▶ **Your task**: Write out each entry word for word.

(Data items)

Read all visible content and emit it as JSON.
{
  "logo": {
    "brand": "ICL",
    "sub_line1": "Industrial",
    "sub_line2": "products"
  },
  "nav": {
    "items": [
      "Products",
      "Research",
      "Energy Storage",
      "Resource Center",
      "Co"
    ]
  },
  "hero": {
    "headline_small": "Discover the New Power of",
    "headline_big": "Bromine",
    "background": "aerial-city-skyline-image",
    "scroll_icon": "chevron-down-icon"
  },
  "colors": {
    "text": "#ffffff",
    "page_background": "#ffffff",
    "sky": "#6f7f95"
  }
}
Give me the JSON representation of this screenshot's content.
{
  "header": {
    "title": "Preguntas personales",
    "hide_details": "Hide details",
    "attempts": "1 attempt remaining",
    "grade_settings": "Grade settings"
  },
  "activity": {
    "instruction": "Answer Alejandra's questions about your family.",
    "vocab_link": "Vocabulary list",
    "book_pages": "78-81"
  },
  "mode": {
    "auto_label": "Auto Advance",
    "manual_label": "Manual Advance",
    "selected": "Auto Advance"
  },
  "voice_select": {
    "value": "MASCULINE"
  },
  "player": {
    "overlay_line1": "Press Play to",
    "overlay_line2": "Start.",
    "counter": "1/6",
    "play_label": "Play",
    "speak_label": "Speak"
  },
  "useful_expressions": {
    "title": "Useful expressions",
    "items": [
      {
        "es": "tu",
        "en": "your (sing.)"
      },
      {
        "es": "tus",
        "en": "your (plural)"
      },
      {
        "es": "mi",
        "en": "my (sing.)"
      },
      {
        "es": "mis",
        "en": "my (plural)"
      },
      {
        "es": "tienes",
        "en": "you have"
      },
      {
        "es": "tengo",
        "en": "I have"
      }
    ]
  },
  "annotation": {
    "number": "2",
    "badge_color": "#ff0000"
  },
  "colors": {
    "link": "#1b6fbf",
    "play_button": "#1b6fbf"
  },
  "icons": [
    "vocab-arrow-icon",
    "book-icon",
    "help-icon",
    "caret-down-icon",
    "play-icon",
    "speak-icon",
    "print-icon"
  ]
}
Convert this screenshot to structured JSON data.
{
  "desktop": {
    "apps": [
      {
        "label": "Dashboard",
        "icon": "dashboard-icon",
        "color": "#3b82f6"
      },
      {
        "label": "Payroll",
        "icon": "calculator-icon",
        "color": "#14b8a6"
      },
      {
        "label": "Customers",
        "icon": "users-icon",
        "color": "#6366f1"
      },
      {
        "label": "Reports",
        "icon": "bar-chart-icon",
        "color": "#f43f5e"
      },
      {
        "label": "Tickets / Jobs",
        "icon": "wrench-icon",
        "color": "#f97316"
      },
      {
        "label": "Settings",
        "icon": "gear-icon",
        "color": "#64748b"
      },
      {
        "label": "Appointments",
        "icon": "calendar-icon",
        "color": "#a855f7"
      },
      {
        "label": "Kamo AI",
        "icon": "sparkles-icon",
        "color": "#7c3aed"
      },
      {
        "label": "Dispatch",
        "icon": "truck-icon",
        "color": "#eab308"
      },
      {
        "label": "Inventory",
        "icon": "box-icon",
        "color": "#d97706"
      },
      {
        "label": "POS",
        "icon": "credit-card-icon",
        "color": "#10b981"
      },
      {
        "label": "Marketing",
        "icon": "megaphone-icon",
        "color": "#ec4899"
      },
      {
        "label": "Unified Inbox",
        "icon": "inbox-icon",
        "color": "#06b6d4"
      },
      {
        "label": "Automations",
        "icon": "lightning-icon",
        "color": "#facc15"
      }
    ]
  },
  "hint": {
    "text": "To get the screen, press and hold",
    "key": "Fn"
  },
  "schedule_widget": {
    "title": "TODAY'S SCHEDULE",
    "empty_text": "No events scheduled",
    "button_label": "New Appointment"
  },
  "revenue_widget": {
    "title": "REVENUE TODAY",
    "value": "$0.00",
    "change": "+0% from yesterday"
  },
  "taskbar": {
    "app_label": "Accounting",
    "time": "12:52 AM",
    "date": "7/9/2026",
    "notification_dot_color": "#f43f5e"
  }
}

▶ **Answer to the problem**:
Read all visible content and emit it as JSON.
{
  "logo": {
    "brand": "ICL",
    "sub_line1": "Industrial",
    "sub_line2": "products"
  },
  "nav": {
    "items": [
      "Products",
      "Research",
      "Energy Storage",
      "Resource Center",
      "Co"
    ]
  },
  "hero": {
    "headline_small": "Discover the New Power of",
    "headline_big": "Bromine",
    "background": "aerial-city-skyline-image",
    "scroll_icon": "chevron-down-icon"
  },
  "colors": {
    "text": "#ffffff",
    "page_background": "#ffffff",
    "sky": "#6f7f95"
  }
}
Give me the JSON representation of this screenshot's content.
{
  "header": {
    "title": "Preguntas personales",
    "hide_details": "Hide details",
    "attempts": "1 attempt remaining",
    "grade_settings": "Grade settings"
  },
  "activity": {
    "instruction": "Answer Alejandra's questions about your family.",
    "vocab_link": "Vocabulary list",
    "book_pages": "78-81"
  },
  "mode": {
    "auto_label": "Auto Advance",
    "manual_label": "Manual Advance",
    "selected": "Auto Advance"
  },
  "voice_select": {
    "value": "MASCULINE"
  },
  "player": {
    "overlay_line1": "Press Play to",
    "overlay_line2": "Start.",
    "counter": "1/6",
    "play_label": "Play",
    "speak_label": "Speak"
  },
  "useful_expressions": {
    "title": "Useful expressions",
    "items": [
      {
        "es": "tu",
        "en": "your (sing.)"
      },
      {
        "es": "tus",
        "en": "your (plural)"
      },
      {
        "es": "mi",
        "en": "my (sing.)"
      },
      {
        "es": "mis",
        "en": "my (plural)"
      },
      {
        "es": "tienes",
        "en": "you have"
      },
      {
        "es": "tengo",
        "en": "I have"
      }
    ]
  },
  "annotation": {
    "number": "2",
    "badge_color": "#ff0000"
  },
  "colors": {
    "link": "#1b6fbf",
    "play_button": "#1b6fbf"
  },
  "icons": [
    "vocab-arrow-icon",
    "book-icon",
    "help-icon",
    "caret-down-icon",
    "play-icon",
    "speak-icon",
    "print-icon"
  ]
}
Convert this screenshot to structured JSON data.
{
  "desktop": {
    "apps": [
      {
        "label": "Dashboard",
        "icon": "dashboard-icon",
        "color": "#3b82f6"
      },
      {
        "label": "Payroll",
        "icon": "calculator-icon",
        "color": "#14b8a6"
      },
      {
        "label": "Customers",
        "icon": "users-icon",
        "color": "#6366f1"
      },
      {
        "label": "Reports",
        "icon": "bar-chart-icon",
        "color": "#f43f5e"
      },
      {
        "label": "Tickets / Jobs",
        "icon": "wrench-icon",
        "color": "#f97316"
      },
      {
        "label": "Settings",
        "icon": "gear-icon",
        "color": "#64748b"
      },
      {
        "label": "Appointments",
        "icon": "calendar-icon",
        "color": "#a855f7"
      },
      {
        "label": "Kamo AI",
        "icon": "sparkles-icon",
        "color": "#7c3aed"
      },
      {
        "label": "Dispatch",
        "icon": "truck-icon",
        "color": "#eab308"
      },
      {
        "label": "Inventory",
        "icon": "box-icon",
        "color": "#d97706"
      },
      {
        "label": "POS",
        "icon": "credit-card-icon",
        "color": "#10b981"
      },
      {
        "label": "Marketing",
        "icon": "megaphone-icon",
        "color": "#ec4899"
      },
      {
        "label": "Unified Inbox",
        "icon": "inbox-icon",
        "color": "#06b6d4"
      },
      {
        "label": "Automations",
        "icon": "lightning-icon",
        "color": "#facc15"
      }
    ]
  },
  "hint": {
    "text": "To get the screen, press and hold",
    "key": "Fn"
  },
  "schedule_widget": {
    "title": "TODAY'S SCHEDULE",
    "empty_text": "No events scheduled",
    "button_label": "New Appointment"
  },
  "revenue_widget": {
    "title": "REVENUE TODAY",
    "value": "$0.00",
    "change": "+0% from yesterday"
  },
  "taskbar": {
    "app_label": "Accounting",
    "time": "12:52 AM",
    "date": "7/9/2026",
    "notification_dot_color": "#f43f5e"
  }
}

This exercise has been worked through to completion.